A company executive acknowledged that Savvis may have aided spammers, but said the company was a victim of poor organization and internal communication about a mushrooming spam problem following the March 2004 acquisition of competitor Cable & Wireless PLC, and is now taking steps to kick spammers off its network and mend fences with the antispam community.
However, the leaked e-mail messages between senior IT officers provide a unique glimpse into a raging debate within Savvis, which found itself caught between a lucrative business hosting what it terms "e-mail marketing" businesses and increasing pressure from antispam blacklists for the company's spammer-friendly tactics, which at least some executives acknowledged were sinking the company's reputation.
Three-mail messages appear on http://www.savvis.info, a Web site run by Alif Terranson, Savvis' former manager of operations for the security engineering group, who was fired by Savvis in April because of disagreements with management over the company's spam policy, Terranson said.
Terranson received the e-mail messages through an anonymous e-mail forwarding service but does not know who within Savvis sent the messages, which date from late August 2004.
Frank Sheeman, Savvis' vice president of security services, acknowledged the leaks, but said the company does not know who leaked the e-mail or how Terranson obtained copies of them. He said that Terranson was fired from Savvis, but for "human resources" reasons, not for disagreements over his position on spam.

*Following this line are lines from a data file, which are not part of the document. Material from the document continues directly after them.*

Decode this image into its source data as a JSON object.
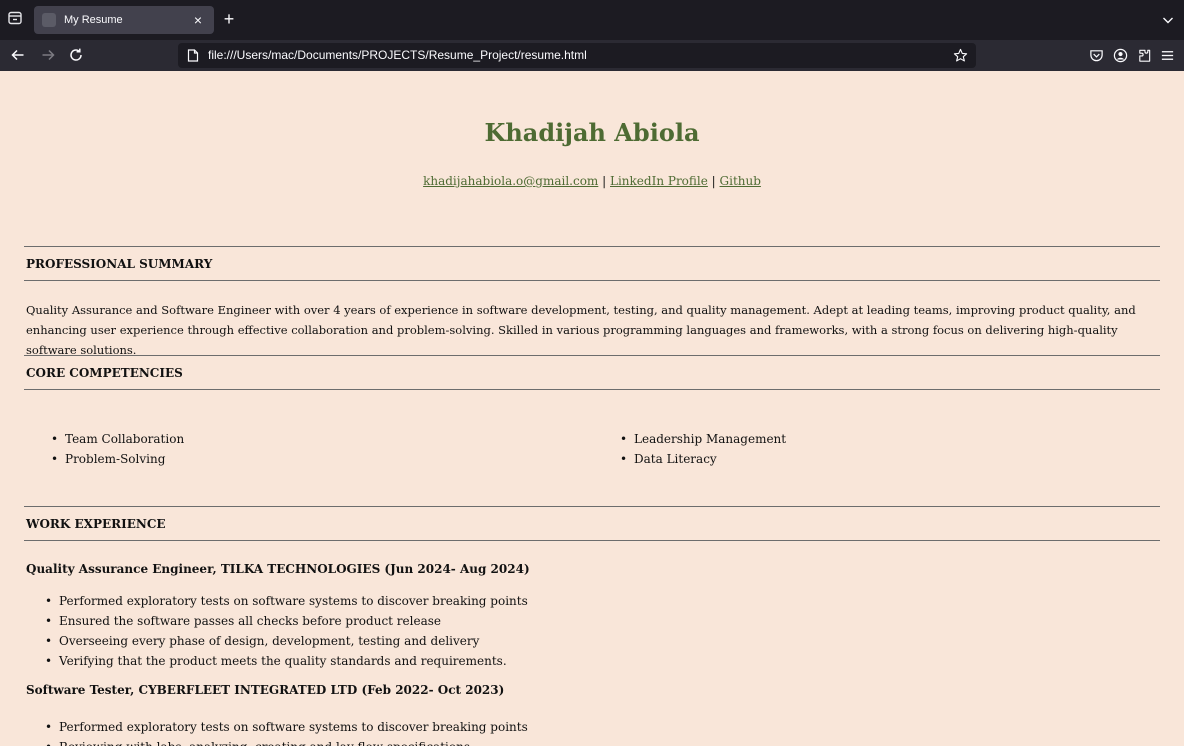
{
  "browser": {
    "tab_title": "My Resume",
    "tab_close": "×",
    "new_tab": "+",
    "url": "file:///Users/mac/Documents/PROJECTS/Resume_Project/resume.html"
  },
  "resume": {
    "name": "Khadijah Abiola",
    "contacts": {
      "email": "khadijahabiola.o@gmail.com",
      "separator": " | ",
      "linkedin": "LinkedIn Profile",
      "github": "Github"
    },
    "summary": {
      "title": "PROFESSIONAL SUMMARY",
      "text": "Quality Assurance and Software Engineer with over 4 years of experience in software development, testing, and quality management. Adept at leading teams, improving product quality, and enhancing user experience through effective collaboration and problem-solving. Skilled in various programming languages and frameworks, with a strong focus on delivering high-quality software solutions."
    },
    "competencies": {
      "title": "CORE COMPETENCIES",
      "left": [
        "Team Collaboration",
        "Problem-Solving"
      ],
      "right": [
        "Leadership Management",
        "Data Literacy"
      ]
    },
    "experience": {
      "title": "WORK EXPERIENCE",
      "jobs": [
        {
          "heading": "Quality Assurance Engineer, TILKA TECHNOLOGIES (Jun 2024- Aug 2024)",
          "bullets": [
            "Performed exploratory tests on software systems to discover breaking points",
            "Ensured the software passes all checks before product release",
            "Overseeing every phase of design, development, testing and delivery",
            "Verifying that the product meets the quality standards and requirements."
          ]
        },
        {
          "heading": "Software Tester, CYBERFLEET INTEGRATED LTD (Feb 2022- Oct 2023)",
          "bullets": [
            "Performed exploratory tests on software systems to discover breaking points",
            "Reviewing with labs, analyzing, creating and lay flow specifications"
          ]
        }
      ]
    }
  }
}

The e-mail messages, which circulated among senior executives and IT employees at Savvis, discuss the decision by spam blacklists (SBLs) to block a wide range of IP (Internet Protocol) addresses belonging to the ISP, which hosted a number of Internet domains linked to spam campaigns.
"We are already having several legitimate customers suffering and complaining due to their IP space just being near the spammers' space," wrote Kris Kistler, Savvis' director of Infosec and Abuse in an e-mail dated Aug. 30. "This problem grows larger every week and will continue to get worse."
Kistler declined to comment on the leaked memo, citing company policy.